Subband structure and depolarization shifts in an ultrahigh mobility quantum well are studied using magnetoinfrared spectroscopy via resonant subband Landau level coupling. Resonant couplings between the first and up to the fourth subbands are identified by well-separated antilevel-crossing split resonance, while the hy-lying subbands were identified by the cyclotron resonancelinewidth broadening in the literature. In addition, a forbidden intersubband transition (first to third) has been observed. With the precise determination of the subband structure, we find that the depolarization shift can be well described by the semiclassical slab plasma model and the possible origins for the forbidden transition are discussed.
108(2010); http://dx.doi.org/10.1063/1.3498804View Description Hide Description
In this work, the effect of confinement distance on the magnetorheological (MR)properties of a conventional MR fluid, constituted by of iron microparticles dispersed in a liquid carrier, is studied. With this aim a commercial magnetorheometer supplied with parallel-plate geometry was used. The distance between the upper and the lower plate (gap thickness) was tuned from 10 to . The steady-state and the dynamic regimes of the MR fluid in the presence of applied magnetic fields were studied as a function of the gap length. The experimental results show that in the preyield regime there is a strong increase in the magnitude of the viscoelastic moduli and the shear stress as the gap thickness is increased. The physical reason for this effect might be the influence of gap thickness on the particle structures induced by the field. This hypothesis is corroborated by microscopic observations in diluted systems. These experiments show that the aspect ratio (length/diameter) of the field-induced structures increases with the gap thickness. Theoretical analysis shows that the increase in the storage modulus with gap thickness can be explained by a decrease in the demagnetizing factor of these structures and, as a consequence, by an increase in the restoring torque, acting on them. The dissipation effects in the suspension under oscillating flow are rather produced by contact friction between the particles in the dense structures.

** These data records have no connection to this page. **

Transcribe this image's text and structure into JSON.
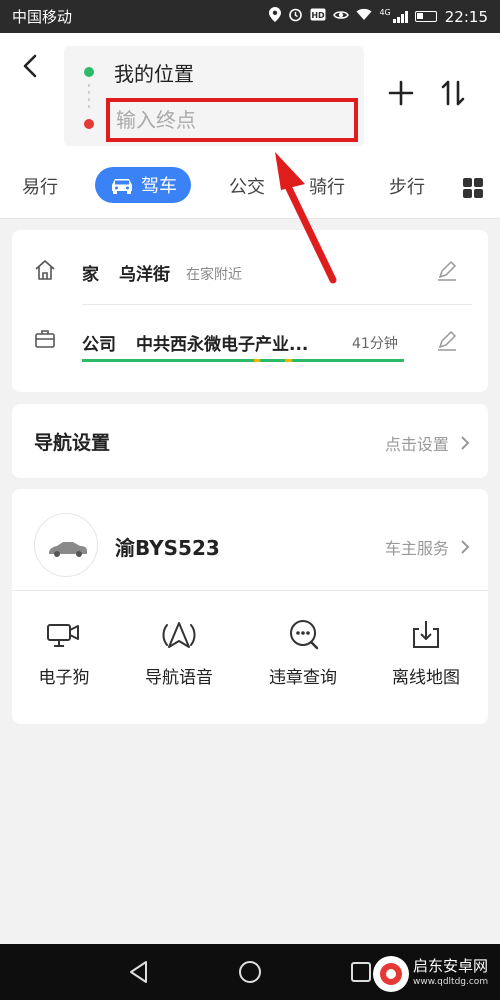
{
  "status": {
    "carrier": "中国移动",
    "network": "4G",
    "time": "22:15"
  },
  "header": {
    "start": "我的位置",
    "dest_placeholder": "输入终点"
  },
  "tabs": [
    {
      "label": "易行"
    },
    {
      "label": "驾车",
      "active": true
    },
    {
      "label": "公交"
    },
    {
      "label": "骑行"
    },
    {
      "label": "步行"
    }
  ],
  "places": {
    "home": {
      "label": "家",
      "addr": "乌洋街",
      "note": "在家附近"
    },
    "work": {
      "label": "公司",
      "addr": "中共西永微电子产业...",
      "eta": "41分钟"
    }
  },
  "nav_settings": {
    "title": "导航设置",
    "action": "点击设置"
  },
  "car": {
    "plate": "渝BYS523",
    "owner_service": "车主服务"
  },
  "tools": [
    {
      "label": "电子狗",
      "icon": "dashcam-icon"
    },
    {
      "label": "导航语音",
      "icon": "voice-broadcast-icon"
    },
    {
      "label": "违章查询",
      "icon": "violation-query-icon"
    },
    {
      "label": "离线地图",
      "icon": "download-map-icon"
    }
  ],
  "watermark": {
    "name": "启东安卓网",
    "url": "www.qdltdg.com"
  },
  "colors": {
    "accent": "#3b82f6",
    "start_dot": "#2dbb6a",
    "end_dot": "#e53935",
    "highlight": "#e01d1d"
  }
}
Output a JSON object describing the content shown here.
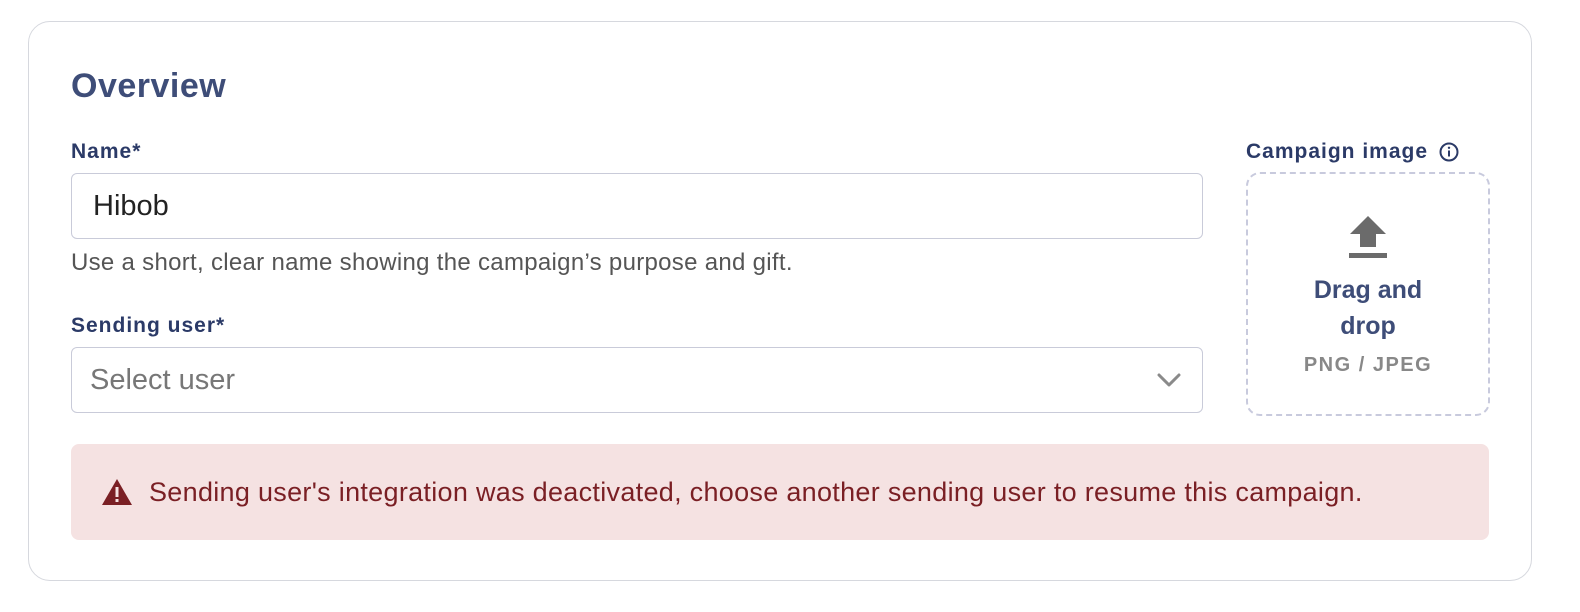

108(2010); http://dx.doi.org/10.1063/1.3499283View Description Hide Description
A new type of fluorophosphate glasses with high thulium doping concentration (up to ) is investigated. The intensive fluorescence is demonstrated with lower concentration quenching. On the basis of the measured Raman spectroscopy, it is revealed that the glass structure will be changed when adding ions into fluorophosphate glasses. Besides, the Judd–Ofelt parameters and radiative properties are calculated and discussed based on Judd–Ofelt theory. And the absorption and emission cross-sections of transition are also calculated by using McCumber and Beer–Lambert theories.